Translator Disclaimer
1 June 2017 Mosquito Distribution in a Saltmarsh: Determinants of Eggs in a Variable Environment
Author Affiliations +
Abstract

Two saltmarsh mosquitoes dominate the transmission of Ross River virus (RRV, Togoviridae: Alphavirus), one of Australia's most prominent mosquito-borne diseases. Ecologically, saltmarshes vary in their structure, including habitat types, hydrological regimes, and diversity of aquatic fauna, all of which drive mosquito oviposition behavior. Understanding the distribution of vector mosquitoes within saltmarshes can inform early warning systems, surveillance, and management of vector populations. The aim of this study was to identify the distribution of Ae. camptorhynchus, a known vector for RRV, across a saltmarsh and investigate the influence that other invertebrate assemblage might have on Ae. camptorhynchus egg dispersal. We demonstrate that vegetation is a strong indicator for Ae. camptorhynchus egg distribution, and this was not correlated with elevation or other invertebrates located at this saltmarsh. Also, habitats within this marsh are less frequently inundated, resulting in dryer conditions. We conclude that this information can be applied in vector surveillance and monitoring of temperate saltmarsh environments and also provides a baseline for future investigations into understanding mosquito vector habitat requirements.

Raylea Rowbottom, Scott Carver, Leon A. Barmuta, Philip Weinstein, and Geoff R. Allen "Mosquito Distribution in a Saltmarsh: Determinants of Eggs in a Variable Environment," Journal of Vector Ecology 42(1), 161-170, (1 June 2017). https://doi.org/10.1111/jvec.12251
Received: 9 December 2016; Accepted: 1 March 2017; Published: 1 June 2017
JOURNAL ARTICLE
10 PAGES

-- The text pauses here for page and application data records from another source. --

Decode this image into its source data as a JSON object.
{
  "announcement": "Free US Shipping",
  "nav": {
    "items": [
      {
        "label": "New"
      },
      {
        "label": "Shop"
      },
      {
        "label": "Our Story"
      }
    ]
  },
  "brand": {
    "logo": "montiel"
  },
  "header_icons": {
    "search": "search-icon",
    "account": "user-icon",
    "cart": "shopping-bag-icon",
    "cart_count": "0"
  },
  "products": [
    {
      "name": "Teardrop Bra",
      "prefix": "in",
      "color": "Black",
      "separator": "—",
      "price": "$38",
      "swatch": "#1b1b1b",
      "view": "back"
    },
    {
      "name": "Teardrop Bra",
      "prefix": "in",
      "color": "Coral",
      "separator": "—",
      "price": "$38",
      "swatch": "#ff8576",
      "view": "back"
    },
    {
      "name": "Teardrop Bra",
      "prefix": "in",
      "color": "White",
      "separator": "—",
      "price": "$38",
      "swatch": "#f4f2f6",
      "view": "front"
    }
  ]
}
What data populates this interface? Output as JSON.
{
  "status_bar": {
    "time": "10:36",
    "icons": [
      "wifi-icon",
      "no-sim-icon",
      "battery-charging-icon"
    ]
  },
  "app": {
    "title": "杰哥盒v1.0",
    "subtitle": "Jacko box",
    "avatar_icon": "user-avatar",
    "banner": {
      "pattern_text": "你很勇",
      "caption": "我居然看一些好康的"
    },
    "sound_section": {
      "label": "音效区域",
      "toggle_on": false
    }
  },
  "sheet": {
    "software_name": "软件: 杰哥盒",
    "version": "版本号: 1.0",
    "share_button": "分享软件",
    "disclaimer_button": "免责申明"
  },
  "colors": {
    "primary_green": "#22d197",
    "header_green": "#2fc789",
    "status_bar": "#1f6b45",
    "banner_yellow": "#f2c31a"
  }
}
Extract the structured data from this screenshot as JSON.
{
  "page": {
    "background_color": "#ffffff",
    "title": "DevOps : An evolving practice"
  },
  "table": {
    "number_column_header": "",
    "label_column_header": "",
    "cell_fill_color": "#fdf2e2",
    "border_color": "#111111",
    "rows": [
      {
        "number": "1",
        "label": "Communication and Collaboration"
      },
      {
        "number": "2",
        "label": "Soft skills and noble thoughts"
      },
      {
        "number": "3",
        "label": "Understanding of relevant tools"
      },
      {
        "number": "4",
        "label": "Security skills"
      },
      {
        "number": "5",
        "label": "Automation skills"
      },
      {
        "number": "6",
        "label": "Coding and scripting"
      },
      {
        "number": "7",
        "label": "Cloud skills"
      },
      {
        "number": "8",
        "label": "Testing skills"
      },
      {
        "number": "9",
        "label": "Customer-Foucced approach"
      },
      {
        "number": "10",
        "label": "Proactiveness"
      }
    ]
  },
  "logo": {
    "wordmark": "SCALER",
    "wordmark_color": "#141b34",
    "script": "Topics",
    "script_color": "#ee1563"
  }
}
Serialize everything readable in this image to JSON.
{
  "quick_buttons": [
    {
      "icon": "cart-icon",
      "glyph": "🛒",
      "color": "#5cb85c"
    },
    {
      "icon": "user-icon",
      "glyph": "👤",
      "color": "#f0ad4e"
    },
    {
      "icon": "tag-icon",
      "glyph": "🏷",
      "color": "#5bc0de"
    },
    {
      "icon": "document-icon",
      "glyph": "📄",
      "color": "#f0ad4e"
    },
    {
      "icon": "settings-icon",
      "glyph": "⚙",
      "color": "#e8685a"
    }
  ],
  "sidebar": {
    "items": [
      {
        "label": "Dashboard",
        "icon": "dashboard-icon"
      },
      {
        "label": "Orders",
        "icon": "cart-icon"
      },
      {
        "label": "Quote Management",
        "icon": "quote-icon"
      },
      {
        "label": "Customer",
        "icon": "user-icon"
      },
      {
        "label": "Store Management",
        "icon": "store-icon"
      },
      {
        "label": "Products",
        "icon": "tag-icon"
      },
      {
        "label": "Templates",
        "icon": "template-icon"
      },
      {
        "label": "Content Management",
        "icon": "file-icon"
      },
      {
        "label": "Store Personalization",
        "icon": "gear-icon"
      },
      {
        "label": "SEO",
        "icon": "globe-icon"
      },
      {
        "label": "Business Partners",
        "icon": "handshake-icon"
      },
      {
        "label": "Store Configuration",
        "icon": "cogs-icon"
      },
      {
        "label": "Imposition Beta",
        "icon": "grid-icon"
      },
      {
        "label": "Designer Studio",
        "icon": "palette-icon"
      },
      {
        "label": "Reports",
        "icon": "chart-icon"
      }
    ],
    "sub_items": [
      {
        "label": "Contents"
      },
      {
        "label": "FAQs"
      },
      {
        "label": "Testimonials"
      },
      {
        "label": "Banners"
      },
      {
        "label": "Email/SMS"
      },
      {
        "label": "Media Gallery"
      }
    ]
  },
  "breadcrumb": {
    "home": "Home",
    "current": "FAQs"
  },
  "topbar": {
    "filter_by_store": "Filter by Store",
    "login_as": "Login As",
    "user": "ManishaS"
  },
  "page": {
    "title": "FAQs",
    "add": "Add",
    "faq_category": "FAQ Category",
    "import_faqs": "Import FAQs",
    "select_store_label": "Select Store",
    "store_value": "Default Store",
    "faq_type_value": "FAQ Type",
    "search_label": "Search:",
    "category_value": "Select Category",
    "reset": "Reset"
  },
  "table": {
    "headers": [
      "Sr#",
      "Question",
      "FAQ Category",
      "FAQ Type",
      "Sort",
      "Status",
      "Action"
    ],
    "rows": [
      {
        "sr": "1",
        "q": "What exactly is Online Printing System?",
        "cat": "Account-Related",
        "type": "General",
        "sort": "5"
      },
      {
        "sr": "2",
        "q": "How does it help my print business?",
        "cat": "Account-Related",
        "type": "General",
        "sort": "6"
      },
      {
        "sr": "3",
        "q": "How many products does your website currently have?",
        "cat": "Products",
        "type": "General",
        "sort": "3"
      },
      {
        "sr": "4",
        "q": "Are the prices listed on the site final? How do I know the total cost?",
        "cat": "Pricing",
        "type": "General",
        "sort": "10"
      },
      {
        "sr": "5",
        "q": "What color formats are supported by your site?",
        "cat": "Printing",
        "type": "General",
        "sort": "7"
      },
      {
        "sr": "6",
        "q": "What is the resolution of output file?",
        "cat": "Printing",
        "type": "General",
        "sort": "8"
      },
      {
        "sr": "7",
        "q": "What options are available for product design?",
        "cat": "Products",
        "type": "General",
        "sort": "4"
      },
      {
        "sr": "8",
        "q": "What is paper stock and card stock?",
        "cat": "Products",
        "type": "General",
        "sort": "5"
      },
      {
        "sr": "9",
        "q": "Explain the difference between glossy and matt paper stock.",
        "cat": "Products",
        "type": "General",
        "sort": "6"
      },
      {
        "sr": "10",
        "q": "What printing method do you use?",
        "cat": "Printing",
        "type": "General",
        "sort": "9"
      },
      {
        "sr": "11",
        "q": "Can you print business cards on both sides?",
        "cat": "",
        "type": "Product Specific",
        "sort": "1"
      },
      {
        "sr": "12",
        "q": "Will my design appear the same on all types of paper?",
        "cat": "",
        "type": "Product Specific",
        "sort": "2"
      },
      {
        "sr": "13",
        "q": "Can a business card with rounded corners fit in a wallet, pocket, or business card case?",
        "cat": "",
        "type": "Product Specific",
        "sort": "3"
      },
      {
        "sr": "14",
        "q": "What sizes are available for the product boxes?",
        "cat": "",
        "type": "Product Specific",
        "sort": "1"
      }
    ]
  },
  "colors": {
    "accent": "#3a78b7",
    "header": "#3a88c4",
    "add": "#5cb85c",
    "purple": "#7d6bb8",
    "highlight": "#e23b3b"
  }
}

This article is only available to subscribers.
It is not available for individual sale.
+ SAVE TO MY LIBRARY

SHARE
ARTICLE IMPACT
RIGHTS & PERMISSIONS
Get copyright permission
Back to Top